* **Exercise aim**
In the entries below, the word "Architectural" appears on some lines. Copy each of those lines.
━━━ Information given ━━━
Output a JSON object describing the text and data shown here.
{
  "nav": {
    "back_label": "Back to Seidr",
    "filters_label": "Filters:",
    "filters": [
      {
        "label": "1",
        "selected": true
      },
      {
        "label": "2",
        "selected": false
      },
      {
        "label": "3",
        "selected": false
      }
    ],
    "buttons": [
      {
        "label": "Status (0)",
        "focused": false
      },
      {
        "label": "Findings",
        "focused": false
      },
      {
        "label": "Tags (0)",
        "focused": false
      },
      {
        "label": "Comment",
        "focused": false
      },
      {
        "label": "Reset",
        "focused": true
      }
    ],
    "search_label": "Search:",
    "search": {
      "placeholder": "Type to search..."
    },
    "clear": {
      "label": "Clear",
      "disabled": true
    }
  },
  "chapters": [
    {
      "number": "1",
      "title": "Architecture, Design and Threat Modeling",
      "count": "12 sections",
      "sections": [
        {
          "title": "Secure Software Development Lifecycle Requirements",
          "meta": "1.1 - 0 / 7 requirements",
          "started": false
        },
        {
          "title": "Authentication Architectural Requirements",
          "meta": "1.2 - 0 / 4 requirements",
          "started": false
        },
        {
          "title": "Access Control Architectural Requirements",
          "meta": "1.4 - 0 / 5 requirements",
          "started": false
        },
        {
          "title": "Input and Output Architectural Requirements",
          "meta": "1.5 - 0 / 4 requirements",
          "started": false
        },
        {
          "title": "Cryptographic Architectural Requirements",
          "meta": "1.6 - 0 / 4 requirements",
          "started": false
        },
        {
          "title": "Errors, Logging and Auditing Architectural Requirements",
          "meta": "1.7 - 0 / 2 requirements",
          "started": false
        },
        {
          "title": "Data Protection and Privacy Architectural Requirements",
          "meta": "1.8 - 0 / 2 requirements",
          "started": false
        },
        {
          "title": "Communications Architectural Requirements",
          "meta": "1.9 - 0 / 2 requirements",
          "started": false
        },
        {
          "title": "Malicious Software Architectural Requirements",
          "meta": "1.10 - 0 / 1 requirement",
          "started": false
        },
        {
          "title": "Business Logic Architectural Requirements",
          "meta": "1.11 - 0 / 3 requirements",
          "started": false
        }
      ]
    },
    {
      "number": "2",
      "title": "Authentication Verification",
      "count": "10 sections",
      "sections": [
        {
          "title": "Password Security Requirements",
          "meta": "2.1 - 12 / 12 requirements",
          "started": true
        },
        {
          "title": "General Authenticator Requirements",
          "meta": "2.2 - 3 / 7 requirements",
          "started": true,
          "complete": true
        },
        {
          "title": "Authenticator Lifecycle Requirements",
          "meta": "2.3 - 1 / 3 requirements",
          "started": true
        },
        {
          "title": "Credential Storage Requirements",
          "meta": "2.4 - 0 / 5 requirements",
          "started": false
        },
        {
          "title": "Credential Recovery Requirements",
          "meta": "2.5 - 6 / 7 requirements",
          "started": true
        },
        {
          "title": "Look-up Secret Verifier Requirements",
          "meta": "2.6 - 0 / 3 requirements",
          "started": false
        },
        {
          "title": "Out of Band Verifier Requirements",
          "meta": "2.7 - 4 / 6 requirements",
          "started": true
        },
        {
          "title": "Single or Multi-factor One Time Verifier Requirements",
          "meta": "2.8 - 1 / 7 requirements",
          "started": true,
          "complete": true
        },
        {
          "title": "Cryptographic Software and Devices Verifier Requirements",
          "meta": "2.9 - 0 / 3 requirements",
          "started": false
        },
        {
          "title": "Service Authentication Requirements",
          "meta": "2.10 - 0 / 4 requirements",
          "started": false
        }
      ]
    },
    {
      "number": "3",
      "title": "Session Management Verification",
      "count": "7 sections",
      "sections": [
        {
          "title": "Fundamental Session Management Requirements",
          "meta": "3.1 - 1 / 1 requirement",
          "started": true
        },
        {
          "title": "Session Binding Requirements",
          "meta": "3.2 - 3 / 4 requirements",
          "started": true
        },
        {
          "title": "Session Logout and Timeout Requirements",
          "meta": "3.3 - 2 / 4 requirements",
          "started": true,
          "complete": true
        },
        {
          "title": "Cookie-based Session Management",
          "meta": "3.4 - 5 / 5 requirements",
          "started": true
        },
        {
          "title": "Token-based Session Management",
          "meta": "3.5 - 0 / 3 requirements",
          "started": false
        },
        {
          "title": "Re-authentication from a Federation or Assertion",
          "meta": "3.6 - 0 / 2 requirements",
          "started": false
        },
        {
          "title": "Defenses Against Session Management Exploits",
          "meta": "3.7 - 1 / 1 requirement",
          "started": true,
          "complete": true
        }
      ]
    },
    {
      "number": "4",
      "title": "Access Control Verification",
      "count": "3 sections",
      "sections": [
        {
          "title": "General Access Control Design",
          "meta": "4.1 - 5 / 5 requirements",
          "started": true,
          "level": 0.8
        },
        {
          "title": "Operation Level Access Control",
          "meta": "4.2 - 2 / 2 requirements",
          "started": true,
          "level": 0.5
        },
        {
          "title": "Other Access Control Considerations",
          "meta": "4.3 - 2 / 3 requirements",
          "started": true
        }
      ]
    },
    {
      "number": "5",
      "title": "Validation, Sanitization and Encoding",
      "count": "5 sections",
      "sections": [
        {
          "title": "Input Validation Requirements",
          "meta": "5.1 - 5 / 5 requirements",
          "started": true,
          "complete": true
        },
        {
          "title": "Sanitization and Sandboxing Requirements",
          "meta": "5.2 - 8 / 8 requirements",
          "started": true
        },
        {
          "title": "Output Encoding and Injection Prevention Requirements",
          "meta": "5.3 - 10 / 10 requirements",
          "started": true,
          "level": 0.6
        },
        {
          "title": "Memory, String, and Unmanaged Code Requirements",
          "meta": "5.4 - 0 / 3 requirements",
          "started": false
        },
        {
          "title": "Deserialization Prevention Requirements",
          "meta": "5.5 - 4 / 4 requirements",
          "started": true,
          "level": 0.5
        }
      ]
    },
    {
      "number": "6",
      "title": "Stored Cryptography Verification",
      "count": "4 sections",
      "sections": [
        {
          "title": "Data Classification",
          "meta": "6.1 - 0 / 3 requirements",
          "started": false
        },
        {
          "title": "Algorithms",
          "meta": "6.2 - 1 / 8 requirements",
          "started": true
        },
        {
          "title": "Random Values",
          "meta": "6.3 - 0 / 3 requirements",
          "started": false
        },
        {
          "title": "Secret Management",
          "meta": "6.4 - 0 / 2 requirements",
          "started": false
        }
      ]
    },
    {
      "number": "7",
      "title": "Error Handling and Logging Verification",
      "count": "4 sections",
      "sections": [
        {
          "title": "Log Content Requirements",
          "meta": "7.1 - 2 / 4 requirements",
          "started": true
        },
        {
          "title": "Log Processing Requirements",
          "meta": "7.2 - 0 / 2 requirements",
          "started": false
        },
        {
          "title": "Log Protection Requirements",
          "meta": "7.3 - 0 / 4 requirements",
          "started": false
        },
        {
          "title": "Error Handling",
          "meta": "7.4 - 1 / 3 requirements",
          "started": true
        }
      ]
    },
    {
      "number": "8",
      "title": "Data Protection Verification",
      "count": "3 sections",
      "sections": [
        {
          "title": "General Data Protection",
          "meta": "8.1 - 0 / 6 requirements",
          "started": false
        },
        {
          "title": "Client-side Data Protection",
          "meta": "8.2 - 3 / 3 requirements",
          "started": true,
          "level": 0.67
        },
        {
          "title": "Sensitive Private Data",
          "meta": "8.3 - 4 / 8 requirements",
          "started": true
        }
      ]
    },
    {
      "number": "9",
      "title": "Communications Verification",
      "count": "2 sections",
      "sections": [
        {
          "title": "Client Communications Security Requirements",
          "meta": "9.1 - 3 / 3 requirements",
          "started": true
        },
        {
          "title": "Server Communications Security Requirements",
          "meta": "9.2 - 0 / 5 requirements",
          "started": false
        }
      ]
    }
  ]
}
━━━
* **Answer space**
          "title": "Authentication Architectural Requirements",
          "title": "Access Control Architectural Requirements",
          "title": "Input and Output Architectural Requirements",
          "title": "Cryptographic Architectural Requirements",
          "title": "Errors, Logging and Auditing Architectural Requirements",
          "title": "Data Protection and Privacy Architectural Requirements",
          "title": "Communications Architectural Requirements",
          "title": "Malicious Software Architectural Requirements",
          "title": "Business Logic Architectural Requirements",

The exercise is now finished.